LGBTQ+ Pride Flag

LGBT+ History Month: the history of LGBTQ+ employment rights

February is LGBT+ History Month – a month dedicated to raising awareness of and combating prejudice against the LGBTQ+ community. The awareness month has taken place every year since 2005. This year’s theme is ‘Politics In Art: The Arc Is Long’.

To commemorate the month, here is a brief timeline of the history of LGBTQ+ rights and employment.

  • 1967 – The Sexual Offences Act 1967 decriminalises sex between two men over 21 and ‘in private’ in England and Wales.
  • 1992 – World Health Organisation declassifies same-sex attraction as a mental illness.
  • 1996 – The landmark case – P vs S and Cornwall County Council – finds that an employee who was about to undergo gender reassignment was wrongfully dismissed.

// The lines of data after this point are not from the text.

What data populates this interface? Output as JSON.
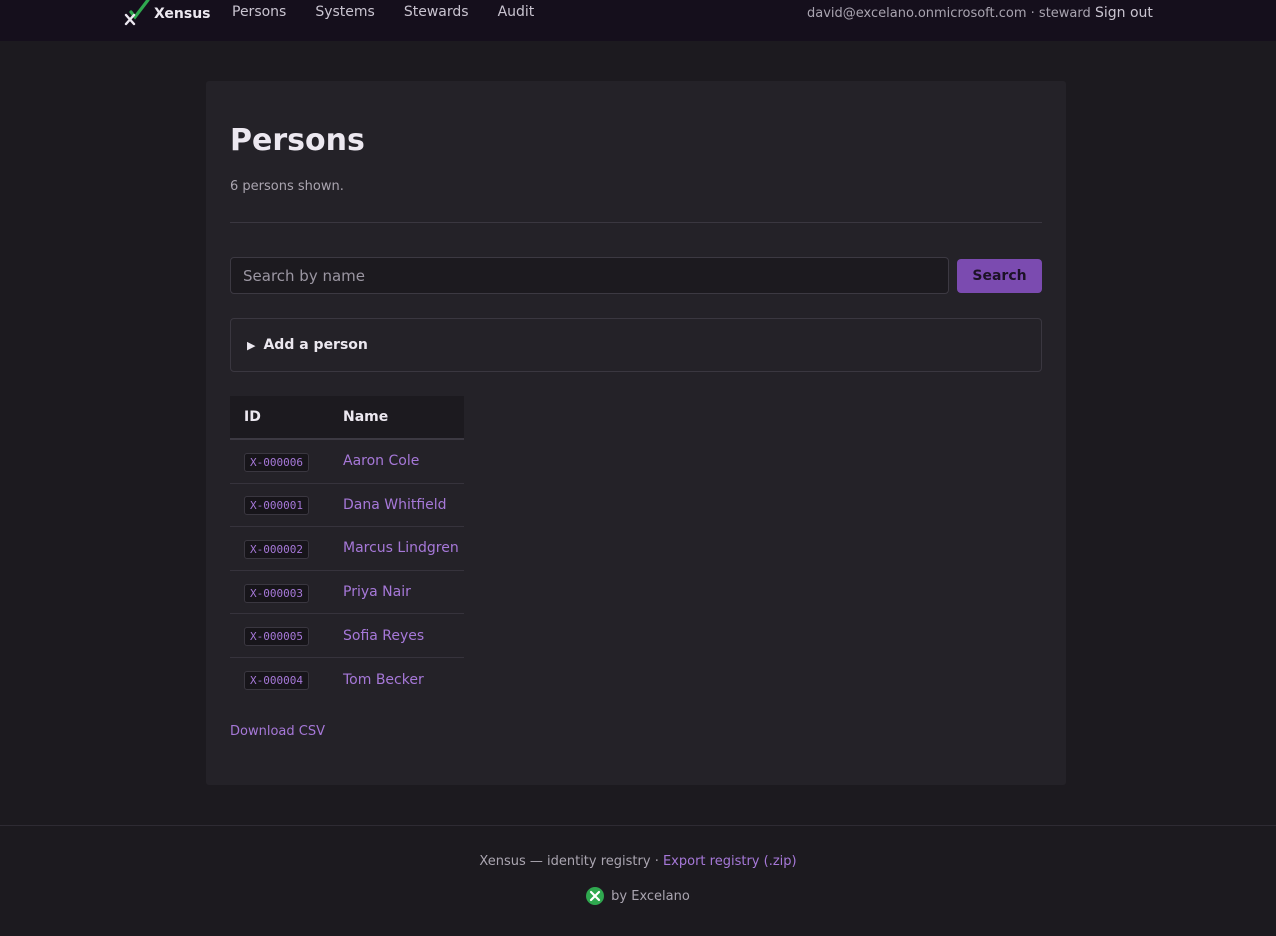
{
  "header": {
    "brand": "Xensus",
    "nav": [
      "Persons",
      "Systems",
      "Stewards",
      "Audit"
    ],
    "account": "david@excelano.onmicrosoft.com · steward",
    "signout": "Sign out"
  },
  "main": {
    "title": "Persons",
    "count": "6 persons shown.",
    "search": {
      "placeholder": "Search by name",
      "value": "",
      "button": "Search"
    },
    "add_person": {
      "arrow": "▶",
      "label": "Add a person"
    },
    "table": {
      "columns": [
        "ID",
        "Name"
      ],
      "rows": [
        {
          "id": "X-000006",
          "name": "Aaron Cole"
        },
        {
          "id": "X-000001",
          "name": "Dana Whitfield"
        },
        {
          "id": "X-000002",
          "name": "Marcus Lindgren"
        },
        {
          "id": "X-000003",
          "name": "Priya Nair"
        },
        {
          "id": "X-000005",
          "name": "Sofia Reyes"
        },
        {
          "id": "X-000004",
          "name": "Tom Becker"
        }
      ]
    },
    "download": "Download CSV"
  },
  "footer": {
    "text": "Xensus — identity registry · ",
    "export": "Export registry (.zip)",
    "by": "by Excelano"
  },
  "colors": {
    "accent": "#7b4bb0",
    "link": "#a678d8",
    "logo_green": "#2fa84f"
  }
}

The case is the first piece of case law, anywhere in the world, which prevented discrimination in employment because someone is trans.
  • 1999 – The European Court of Human Rights rules that the discharge of two Royal Navy personnel on the basis of their sexual orientation is a breach of their right to a private life under Article 8 of the European Convention on Human Rights.
  • 2000 – The UK Government lifts the ban on lesbians, gay men and bi people serving in the armed forces.
  • 2001 – Stonewall launches their Diversity Champions programme to help employers who want to treat their LGBTQ+ employees fairly. (Work Well, as part of South London and Maudsley NHS Foundation Trust is a member!)
  • 2003 – Employment Equality (Sexual Orientation) Regulations becomes law in the UK, making it illegal to discriminate against lesbians, gay and bi people in the workplace.
  • 2004 – The Gender Recognition Act 2004 is passed giving trans people full legal recognition in their appropriate gender.
  • 2010 – The Equality Act 2010 officially adds gender reassignment as a protected characteristic.

If you’re a member of the LGBTQ+ community and are unemployed or experiencing difficulties at work, support is available. Check to see if you’re eligible for one of our supported employment services or contact the Work Well Advice Line for confidential advice.